*Available records*
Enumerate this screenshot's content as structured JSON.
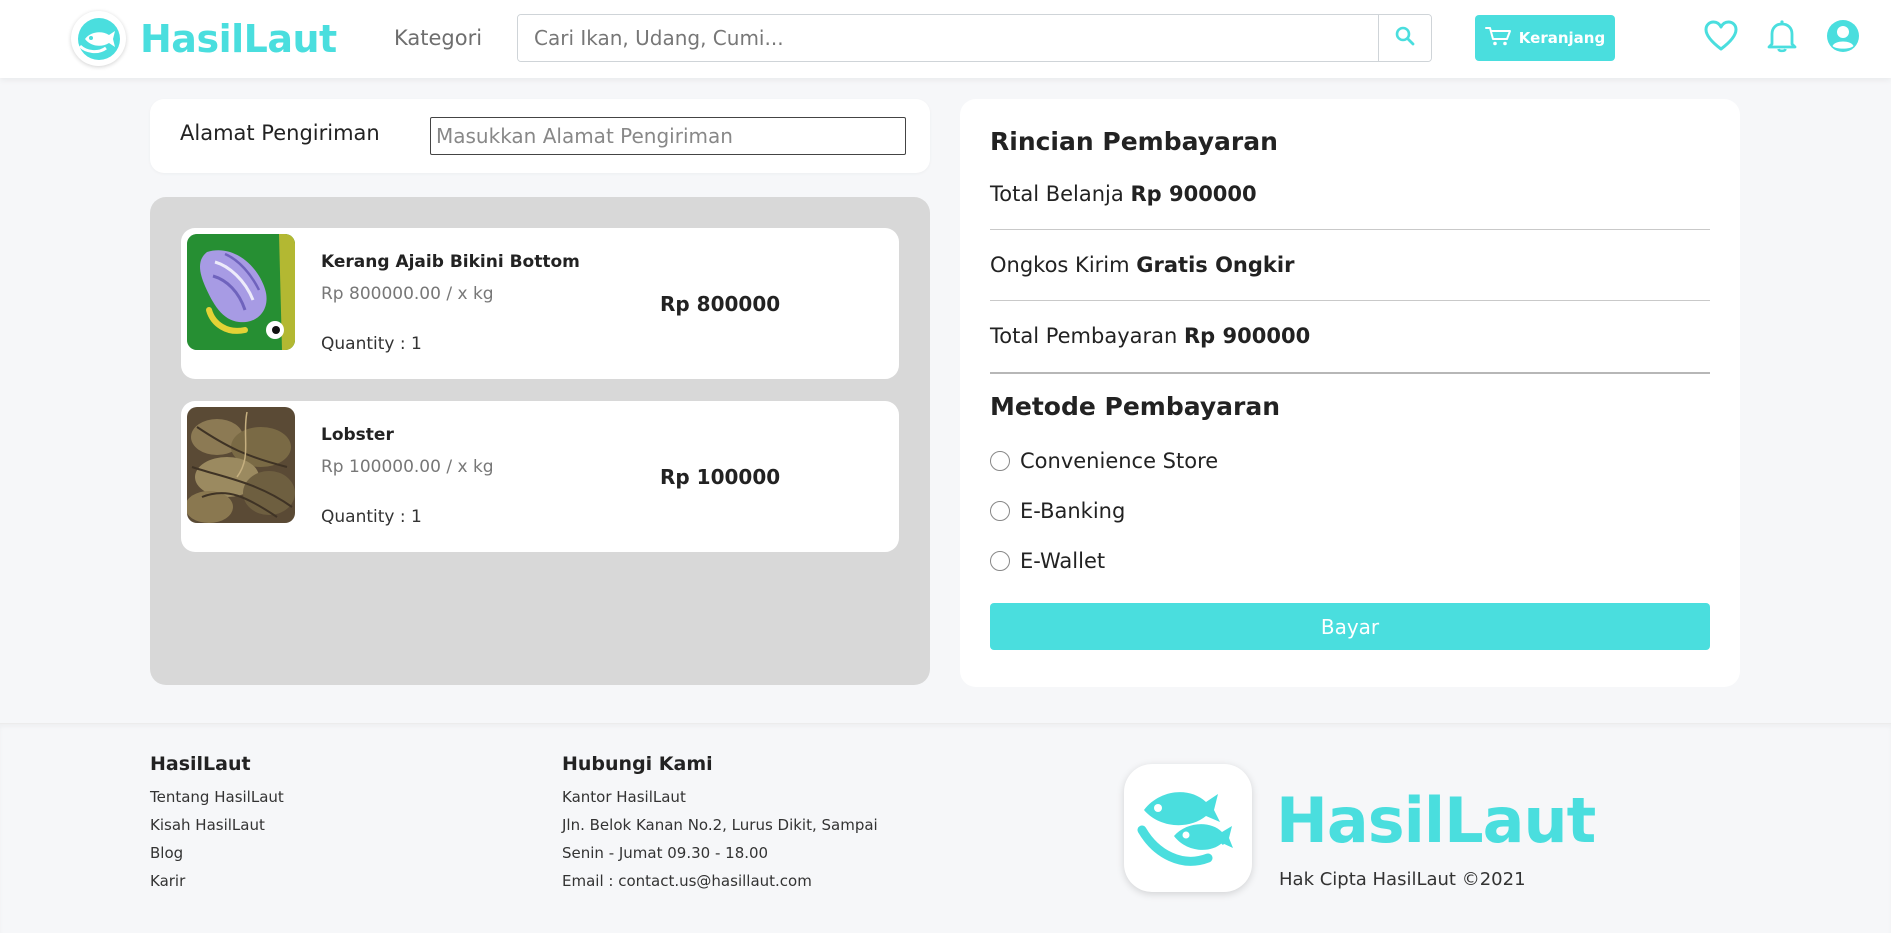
{
  "navbar": {
    "brand": "HasilLaut",
    "kategori": "Kategori",
    "search_placeholder": "Cari Ikan, Udang, Cumi...",
    "cart_label": "Keranjang"
  },
  "address": {
    "label": "Alamat Pengiriman",
    "placeholder": "Masukkan Alamat Pengiriman"
  },
  "items": [
    {
      "name": "Kerang Ajaib Bikini Bottom",
      "unit_price": "Rp 800000.00 / x kg",
      "quantity": "Quantity : 1",
      "total": "Rp 800000"
    },
    {
      "name": "Lobster",
      "unit_price": "Rp 100000.00 / x kg",
      "quantity": "Quantity : 1",
      "total": "Rp 100000"
    }
  ],
  "payment": {
    "title": "Rincian Pembayaran",
    "total_belanja_label": "Total Belanja",
    "total_belanja_value": "Rp 900000",
    "ongkir_label": "Ongkos Kirim",
    "ongkir_value": "Gratis Ongkir",
    "total_bayar_label": "Total Pembayaran",
    "total_bayar_value": "Rp 900000",
    "method_title": "Metode Pembayaran",
    "methods": [
      "Convenience Store",
      "E-Banking",
      "E-Wallet"
    ],
    "pay_button": "Bayar"
  },
  "footer": {
    "col1_title": "HasilLaut",
    "col1_links": [
      "Tentang HasilLaut",
      "Kisah HasilLaut",
      "Blog",
      "Karir"
    ],
    "col2_title": "Hubungi Kami",
    "col2_lines": [
      "Kantor HasilLaut",
      "Jln. Belok Kanan No.2, Lurus Dikit, Sampai",
      "Senin - Jumat 09.30 - 18.00",
      "Email : contact.us@hasillaut.com"
    ],
    "brand": "HasilLaut",
    "copyright": "Hak Cipta HasilLaut ©2021"
  },
  "colors": {
    "accent": "#4adede",
    "panel_gray": "#d8d8d8",
    "background": "#f6f7f9"
  },
  "icons": [
    "fish-logo-icon",
    "search-icon",
    "cart-icon",
    "heart-icon",
    "bell-icon",
    "user-icon",
    "shell-image",
    "lobster-image"
  ]
}
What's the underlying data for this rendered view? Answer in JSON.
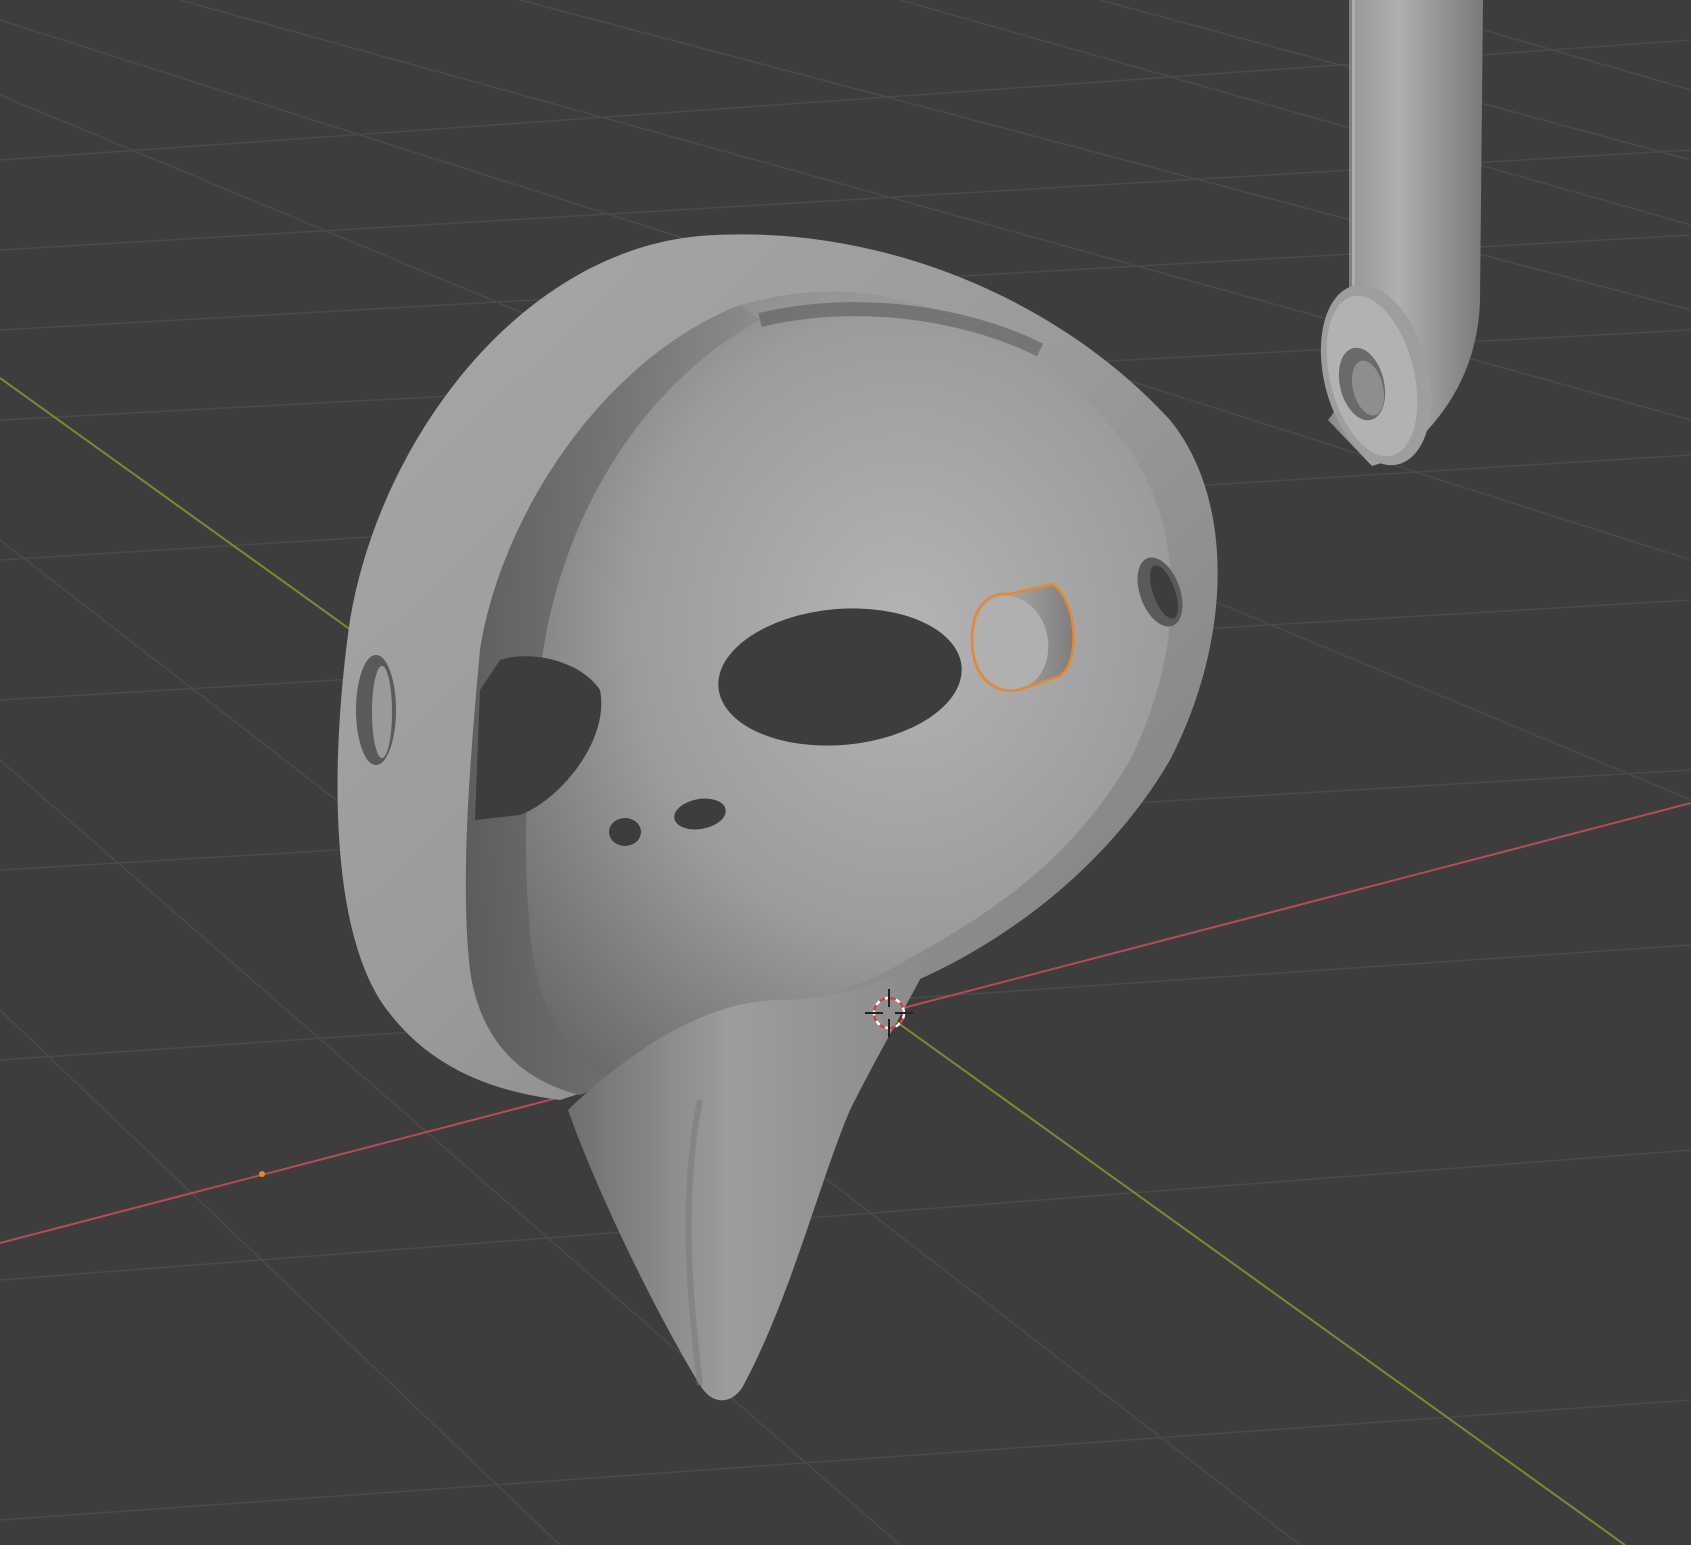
{
  "viewport": {
    "background": "#3d3d3d",
    "grid_color": "#4a4a4a",
    "axis_x_color": "#b84a57",
    "axis_y_color": "#6e9232",
    "selection_outline_color": "#e8882a",
    "object_color": "#9a9a9a"
  },
  "objects": [
    {
      "name": "mask",
      "selected": false
    },
    {
      "name": "hook-tube",
      "selected": false
    },
    {
      "name": "peg-cylinder",
      "selected": true
    }
  ],
  "cursor": {
    "icon": "3d-cursor-icon"
  }
}
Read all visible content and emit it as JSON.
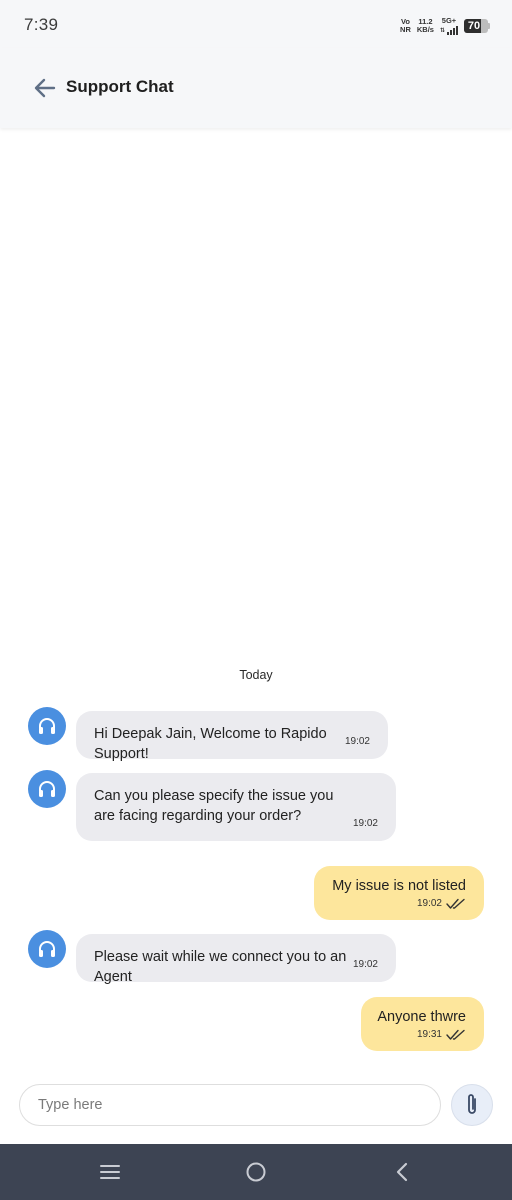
{
  "status_bar": {
    "time": "7:39",
    "network_top": "Vo",
    "network_bottom": "NR",
    "speed_value": "11.2",
    "speed_unit": "KB/s",
    "signal_label": "5G+",
    "battery_level": "70",
    "battery_fraction": 0.7
  },
  "header": {
    "title": "Support Chat",
    "back_icon": "arrow-left-icon"
  },
  "chat": {
    "day_label": "Today",
    "messages": [
      {
        "direction": "incoming",
        "text": "Hi Deepak Jain, Welcome to Rapido Support!",
        "time": "19:02"
      },
      {
        "direction": "incoming",
        "text": "Can you please specify the issue you are facing regarding your order?",
        "time": "19:02"
      },
      {
        "direction": "outgoing",
        "text": "My issue is not listed",
        "time": "19:02",
        "status": "read"
      },
      {
        "direction": "incoming",
        "text": "Please wait while we connect you to an Agent",
        "time": "19:02"
      },
      {
        "direction": "outgoing",
        "text": "Anyone thwre",
        "time": "19:31",
        "status": "read"
      }
    ]
  },
  "composer": {
    "placeholder": "Type here",
    "value": "",
    "attach_icon": "paperclip-icon"
  },
  "navigation": {
    "menu_icon": "menu-icon",
    "home_icon": "home-circle-icon",
    "back_icon": "back-chevron-icon"
  },
  "colors": {
    "agent_avatar": "#4a8fe0",
    "incoming_bubble": "#ebebef",
    "outgoing_bubble": "#fde69c",
    "nav_bar": "#3d4453",
    "header_bg": "#f6f7f9"
  }
}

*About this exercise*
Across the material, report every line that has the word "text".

*Solution for this task*
        "text": "Hi Deepak Jain, Welcome to Rapido Support!",
        "text": "Can you please specify the issue you are facing regarding your order?",
        "text": "My issue is not listed",
        "text": "Please wait while we connect you to an Agent",
        "text": "Anyone thwre",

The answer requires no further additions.